Every year, the American Council for an Energy-Efficient Economy (ACEEE) looks into the soul of the American automobile market and figures out which vehicles are evil. This is how it comes up with a "meanest" vehicle rating. Wait, no, that's not right. In reality, ACEEE rates vehicles using Environmental Protection Agency and California Air Resources Board fuel economy data and "other specifications reported by automakers" to find both the meanest and greenest vehicles of the year. In other word
Toyota can continue to be loved by the treehugger set, while Ford is making an appearance as Public Enemy #1 when it comes to going easy on the environment, according to the American Council for an Energy-Efficient Economy (ACEEE) and its annual "greenest" and "meanest" list.
For the first time in ages, the Honda Civic Natural Gas is not the "greenest" car in the U.S. This year, it's the Mitsubishi i. At least, it is according to the American Council for an Energy-Efficient Economy (ACEEE), which takes it upon itself to rank these sorts of things.
Getting 12th place on a list of the greenest vehicles of 2011 as evaluated by ACEEE for Chevy's Volt has got GM a little upset. To add insult to injury after the list came out, they got bumped to 13th place by the Mazda 2, which was inadvertently omitted due to a mistake in vehicle emissions specifications.

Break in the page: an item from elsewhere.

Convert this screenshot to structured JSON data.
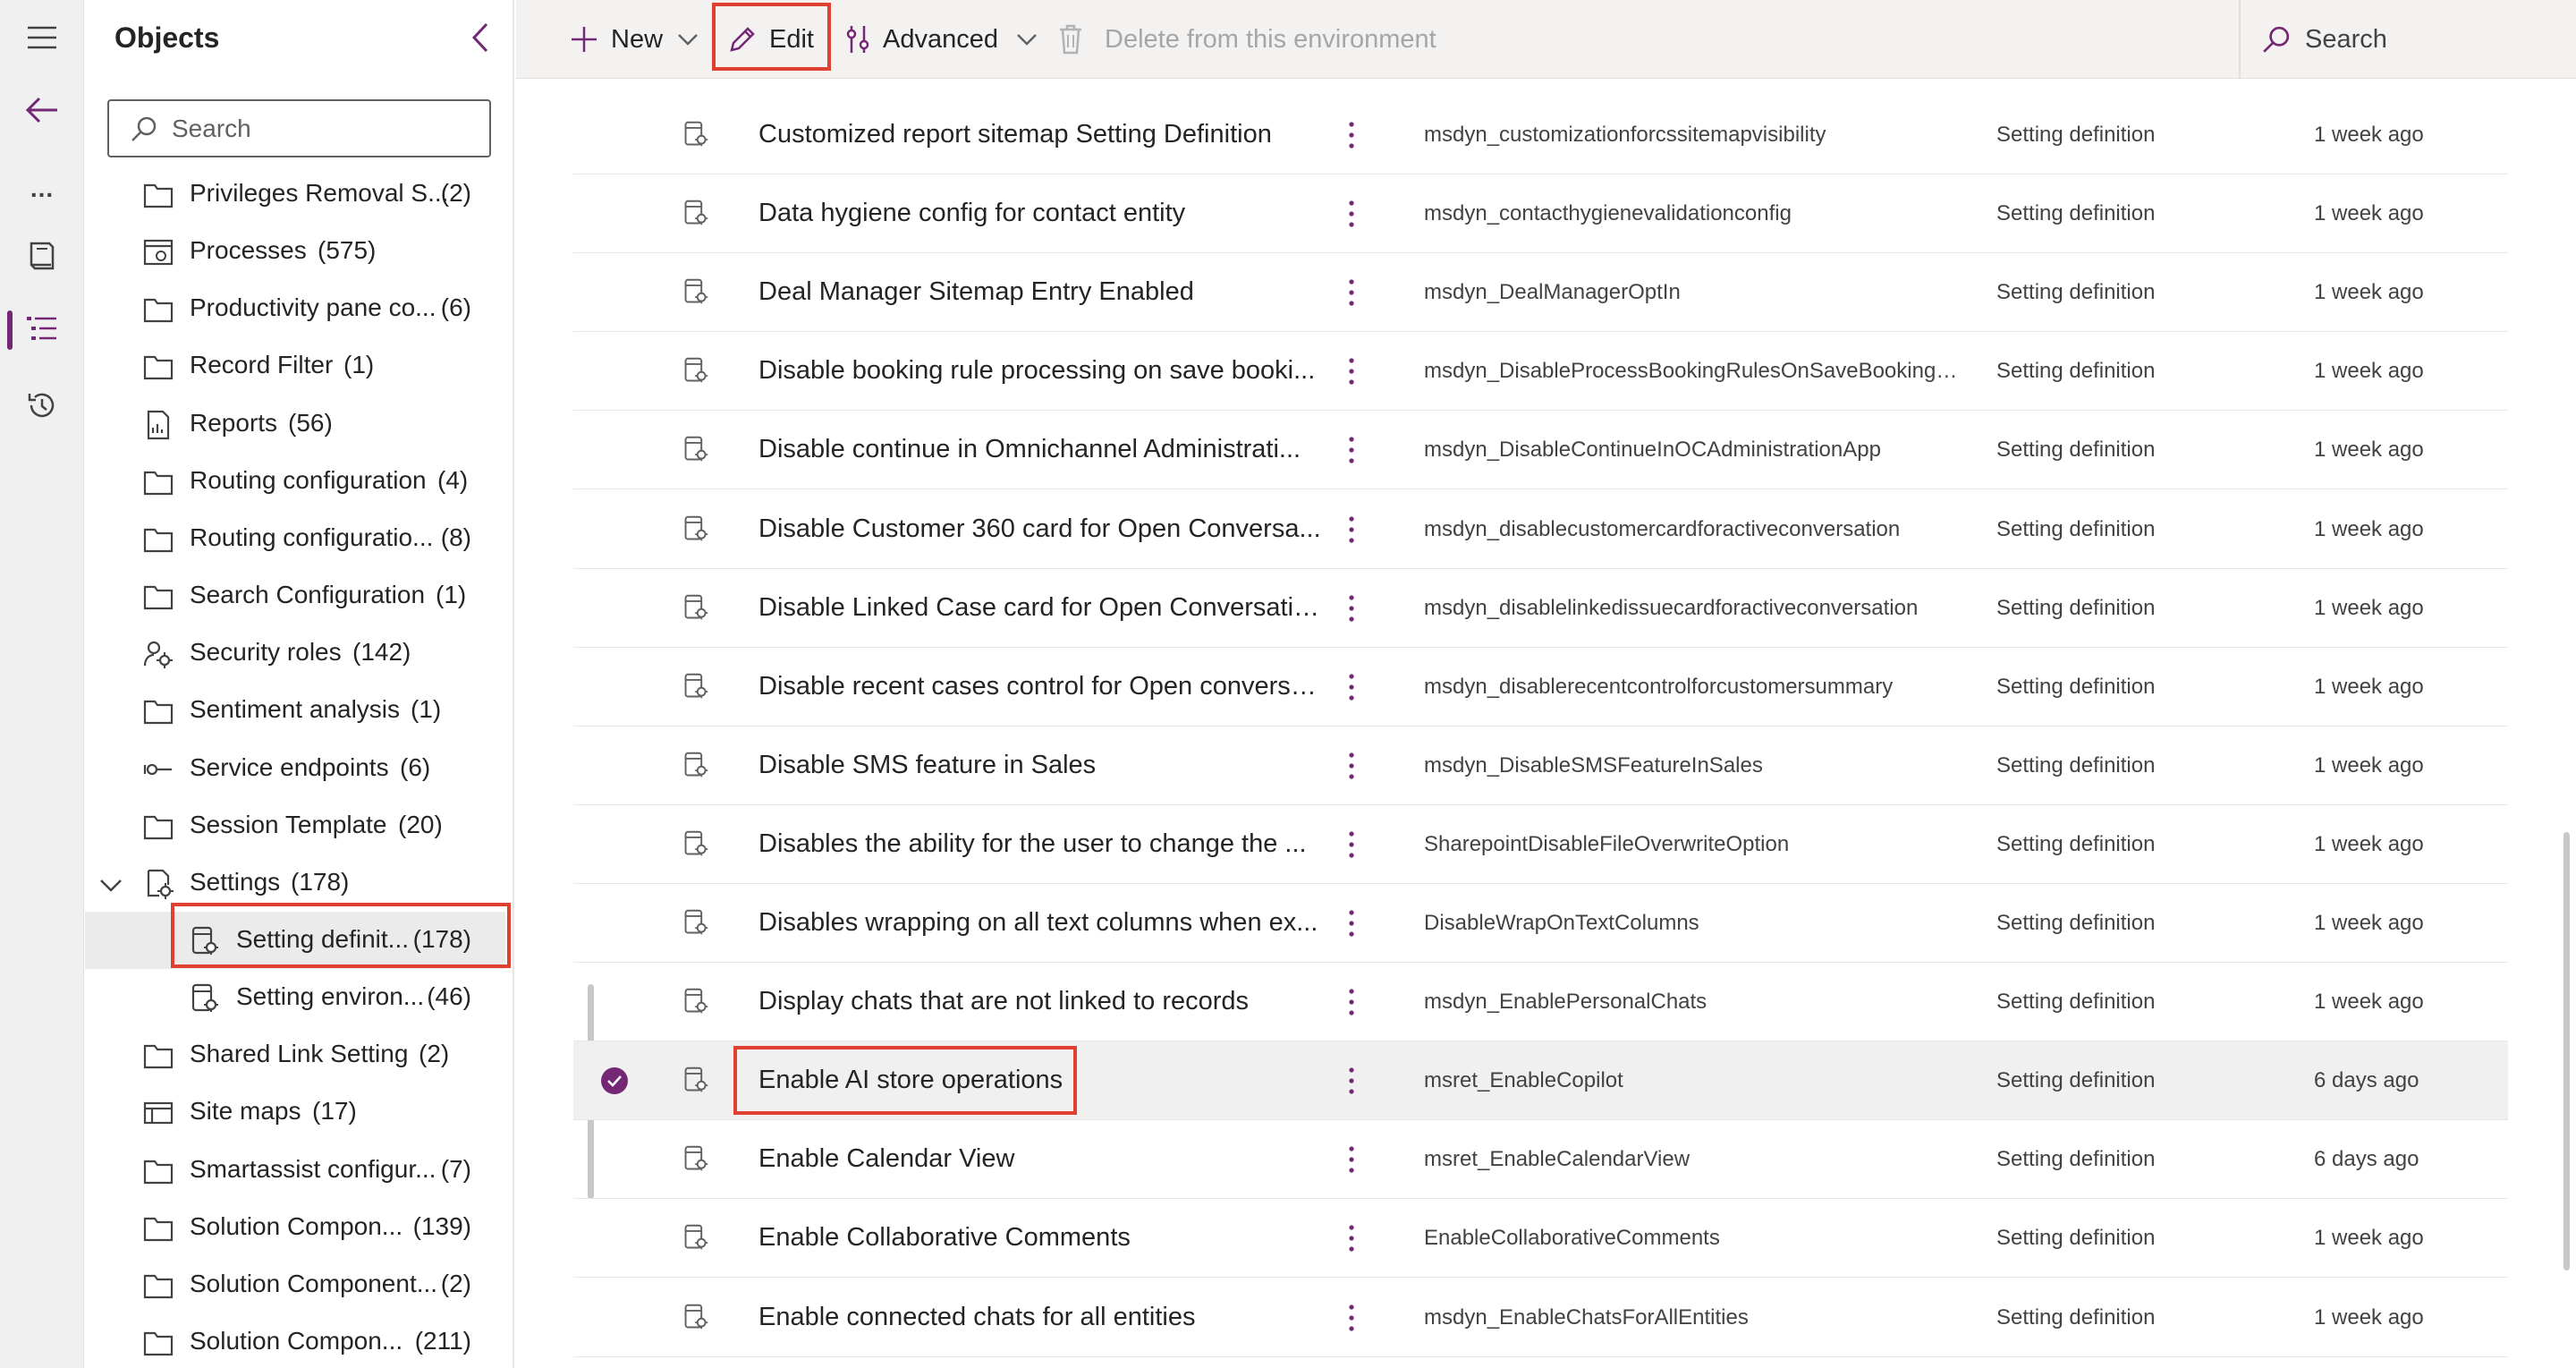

Last year, the American Council for an Energy-Efficient Economy (ACEEE) ranked the natural gas-burning Honda Civic GX as the greenest vehicle of 2010. Well, that CNG-fed Civic, which is only available in a handful of states, has topped the charts yet again.
When most Americans think of green cars from Honda, the models that typically come to mind are the Insight and Civic Hybrids, or maybe the FCX Clarity. Few think of the natural gas-fueled Civic GX, probably because not many have ever heard of it. One group that has heard of the GX is the American Council for an Energy-Efficient Economy (ACEEE) which has placed it at the top of a list the dozen greenest vehicles currently available for sale in the U.S. Again.
Are we living in the twilight years of the V8 engine? It seems possible, considering that General Motors has already canceled their newest high-tech V8 engine program and Ford is planning on a switch to EcoBoost engines for their high-end vehicles. Even performance car stalwarts such as the Camaro, Mustang and Corvette, could, some time in the near future, lose their V8 engine options. We should remember, though, that similar performance numbers can be achieved with other types of powerplants. A
The sold-out Honda Civic GX and the Volkswagen Touareg both took top honors in annual lists announced today by the American Council for an energy Efficient Economy (ACEEE). The trouble for Volkswagen is that their vehicle topped the list of 2008's meanest vehicles while the Honda was named the greenest vehicle of 2008 (for the fifth year in a row, mind you). Honda and Toyota each scored four of the vehicles on the Top 12 list, with Smart, Mini, Nissan and Ford each netting one. Last year, no Ame
The American Council for an Energy-Efficient Economy (ACEEE) released its annual list of greenest cars with the Honda Civic GX (powered by natural gas) at the top. Following the GX on the list are, in order, the Toyota Prius, the Honda Civic Hybrid, the Nissan Altima Hybrid and the Toyota Yaris. If you're thinking that's a pretty Asia-centric there, you're right. And that's not all. The ACEEE (don't you just want to put an exclamation point after that name?) releases Top 12 lists, and all of the
This article in the Christian Science Monitor reports on a recent study conducted by the American Council for an Energy-Efficient Economy (ACEEE) which examines the environmental benefits and costs of a plug-in hybrid when compared to a conventional hybrid. According to their figures, the results aren't as plainly evident as you may have thought.
Previously we listed the 10 most environmentally-friendly vehicles as determined by Forbes magazine. Now we go to the smoggy side to find the 12 worst polluters. Our source, this time, is the Green Book issued by the American Council for an Energy-Efficient Economy (ACEEE).